> [What you need to do] For the string "title", search the entries below and copy every line where it appears.

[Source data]
########################################

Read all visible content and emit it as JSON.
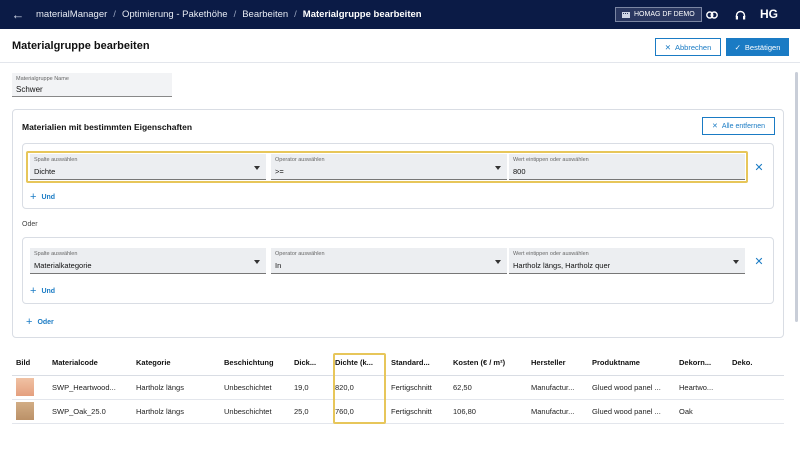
{
  "topbar": {
    "breadcrumb": [
      "materialManager",
      "Optimierung - Pakethöhe",
      "Bearbeiten",
      "Materialgruppe bearbeiten"
    ],
    "demo_label": "HOMAG DF DEMO",
    "logo": "HG"
  },
  "header": {
    "title": "Materialgruppe bearbeiten",
    "cancel_label": "Abbrechen",
    "confirm_label": "Bestätigen"
  },
  "name_field": {
    "label": "Materialgruppe Name",
    "value": "Schwer"
  },
  "filters": {
    "title": "Materialien mit bestimmten Eigenschaften",
    "remove_all_label": "Alle entfernen",
    "or_label": "Oder",
    "and_label": "Und",
    "add_or_label": "Oder",
    "groups": [
      {
        "column": {
          "label": "Spalte auswählen",
          "value": "Dichte"
        },
        "operator": {
          "label": "Operator auswählen",
          "value": ">="
        },
        "value": {
          "label": "Wert eintippen oder auswählen",
          "value": "800"
        }
      },
      {
        "column": {
          "label": "Spalte auswählen",
          "value": "Materialkategorie"
        },
        "operator": {
          "label": "Operator auswählen",
          "value": "In"
        },
        "value": {
          "label": "Wert eintippen oder auswählen",
          "value": "Hartholz längs, Hartholz quer"
        }
      }
    ]
  },
  "table": {
    "headers": [
      "Bild",
      "Materialcode",
      "Kategorie",
      "Beschichtung",
      "Dick...",
      "Dichte (k...",
      "Standard...",
      "Kosten (€ / m²)",
      "Hersteller",
      "Produktname",
      "Dekorn...",
      "Deko."
    ],
    "rows": [
      [
        "",
        "SWP_Heartwood...",
        "Hartholz längs",
        "Unbeschichtet",
        "19,0",
        "820,0",
        "Fertigschnitt",
        "62,50",
        "Manufactur...",
        "Glued wood panel ...",
        "Heartwo...",
        ""
      ],
      [
        "",
        "SWP_Oak_25.0",
        "Hartholz längs",
        "Unbeschichtet",
        "25,0",
        "760,0",
        "Fertigschnitt",
        "106,80",
        "Manufactur...",
        "Glued wood panel ...",
        "Oak",
        ""
      ]
    ],
    "thumb_colors": [
      "#e9b08e",
      "#c8a27a"
    ]
  },
  "colors": {
    "navy": "#0b1b46",
    "accent": "#1a7bc4",
    "highlight": "#e7c65a"
  },
  "icons": [
    "back-arrow-icon",
    "link-icon",
    "headset-icon",
    "close-icon",
    "check-icon",
    "plus-icon"
  ]
}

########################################

> [Response to the task]
    "title": "Materialgruppe bearbeiten",
    "title": "Materialien mit bestimmten Eigenschaften",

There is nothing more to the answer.